Yesterday the CFPB released a final rule that will impose a variety of consumer protection requirements on prepaid products, such as requiring specified disclosures before product purchase and compelling financial institutions to limit consumer losses for lost or stolen cards. The CFPB had previously released a proposed rule, which we discussed here, and the final rule leaves unchanged many of those proposals. In announcing the rule, CFPB Director Richard Cordray acknowledged that many prepaid companies already offer some of these protections but argued that uniform requirements are necessary to ensure equal treatment and minimize consumer harm across the board.

The rule covers traditional prepaid products like general purpose reloadable cards, as well as mobile wallets, person-to-person payment products, electronic prepaid accounts, payroll cards, and certain federal, state and local government benefit cards.

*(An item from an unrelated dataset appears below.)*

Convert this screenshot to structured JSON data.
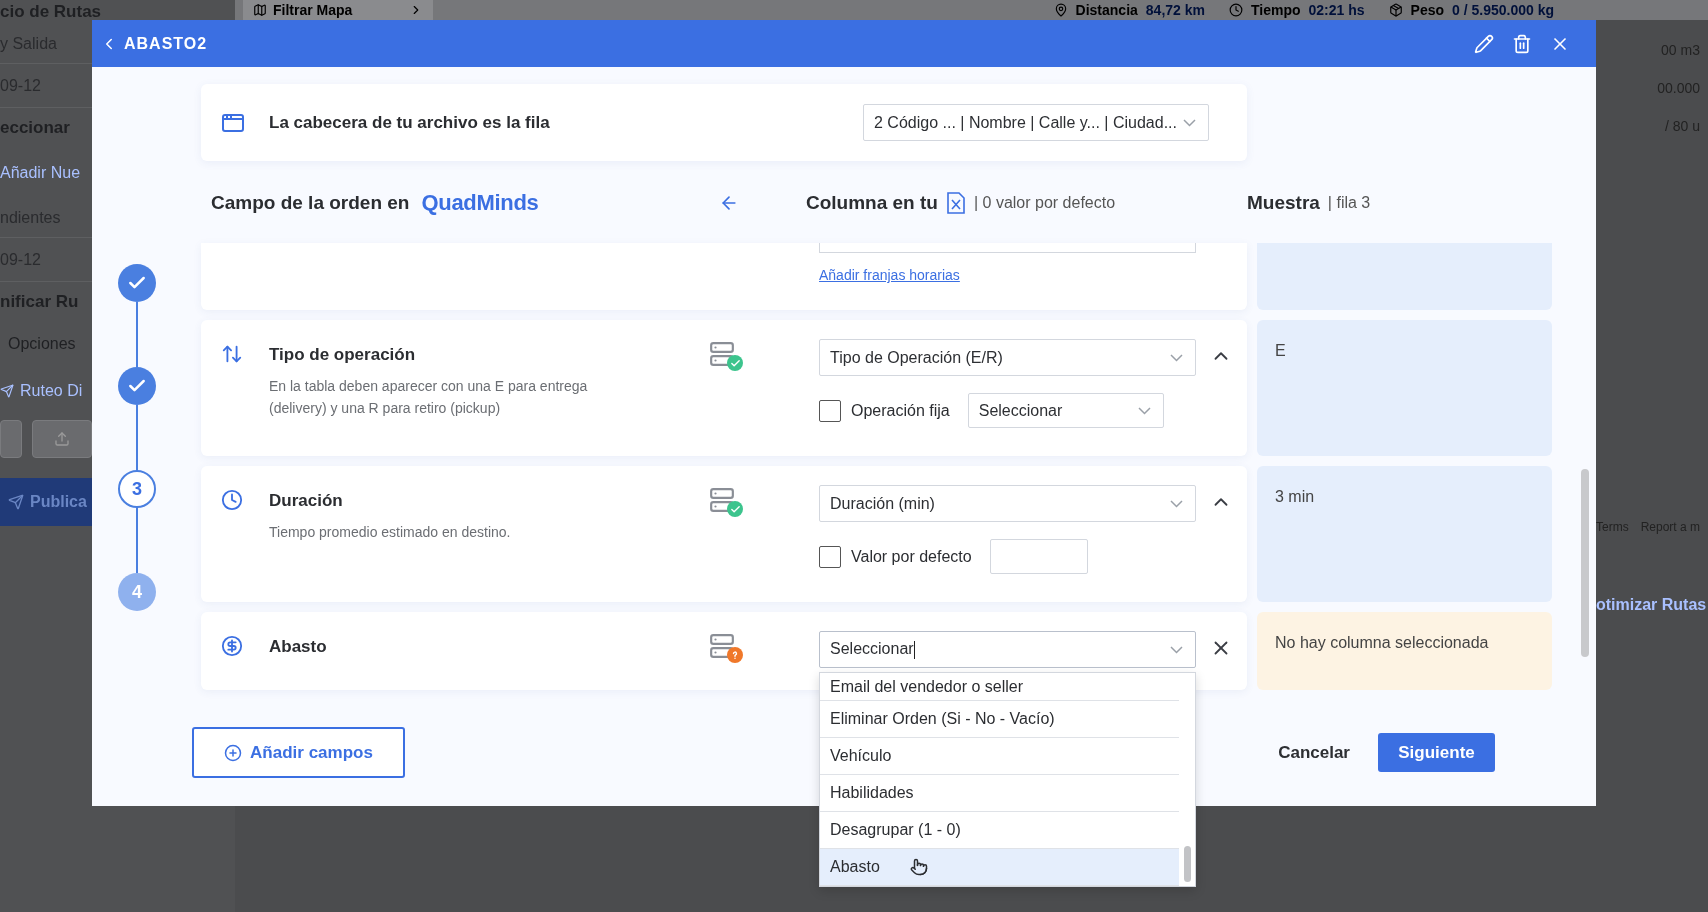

The rule itself is 1,689 pages and responds to the 65,000 comments received on the proposed rule. Highlights include the “Know Before You Owe” disclosures, general consumer protections that mirror those imposed under the Electronic Fund Transfer Act for checking account consumers, and credit-like protections when prepaid issuers extend credit to cover transactions that prepaid products would not fully cover.

“Know Before You Owe” Disclosures

The final rule requires two forms of disclosures: (1) a short form disclosure provided before a consumer acquires a prepaid account that includes information about periodic fees, per purchase fees, ATM withdrawal fees, cash reload fees, and balance inquiry fees, amongst others; and (2) a long form disclosure that includes a comprehensive list of fees and other information associated with the account. The CFPB provided examples of each disclosure type, which are available here.

Additionally, the rule requires prepaid account issuers to post on their websites prepaid account agreements that are offered to the general public to facilitate comparison shopping. Issuers must also submit all of their prepaid account agreements, including those not publicly posted, to the Bureau.

Prepaid Protections

The final rule requires issuers to provide a number of consumer protections similar to those imposed under the Electronic Fund Transfer Act and Regulation E, such as:

  • Access to account information. Rather than require periodic statements as required under Regulation E for checking accounts, the final rule permits institutions to make available to consumers certain methods of accessing information about their prepaid accounts, such as free by telephone, online, or in writing upon request. Financial institutions are also required to provide summary totals of fees assessed to the consumer on a monthly and annual basis.
  • Limited liability and error resolution. The final rule extends Regulation E’s protections related to limited liability and error resolution to prepaid accounts. As to limited liability, the rule limits a consumer’s responsibility for unauthorized changes to $50 so long as the consumer promptly notifies the financial institution of potentially fraudulent conduct. As to error resolution, the rule requires financial institutions to promptly investigate and resolve incidents, including by restoring missing funds and provisionally crediting the disputed amount while it finishes its investigation. The requirements generally apply regardless of whether the financial institution has successfully identified and verified the consumer holding the account, except that financial institutions are not required to provisionally credit disputed amounts until the consumer’s identity has been verified.
Credit Protections

The final rule also revises Regulations E and Z to regulate how prepaid accounts offer overdraft credit features.

  • Separate accounts. For so called “hybrid prepaid-credit card” accounts where the consumer can access both a prepaid account and an overdraft credit feature, the issuer must treat the credit features as distinct from the asset account. The issuer cannot allow a negative balance directly on the prepaid account except for specified limited circumstances (e.g., where the credit is incidental and de minimis and the issuer does not charge credit-related fees).
  • Ability to pay. The rule requires prepaid companies to consider the consumer’s ability to pay the balance before opening a separate credit account linked to the consumer’s prepaid account. Issuers must also wait at least 30 days after a prepaid account is registered before soliciting a consumer to link a covered credit feature to the prepaid account.
  • Limitations on fees. The rule also extends certain protections under Regulation Z related to fee restrictions, such as limits on fees charged in the first year after account opening and limits on penalty fees. For example, total fees for credit features cannot exceed 25 percent of the credit limit during the first year a credit account is open. Moreover, issuers are only permitted to raise interest rates on existing balances if a cardholder misses back-to-back payments and, for new purchases, must provide at least 45 days advance notice of the change in interest rate and allow the consumer to close their account during that time.
*** The new rule generally becomes effective October 1, 2017 and financial institutions are not required to pull and replace prepaid account packaging materials prior to that date to comply with disclosure requirements. Moreover, issuers are not required to submit prepaid account agreements to the Bureau until October 1, 2018.

We expect that the Bureau will issue additional materials to facilitate compliance with the prepaid rule in the coming months and will continue to monitor and post about developments here.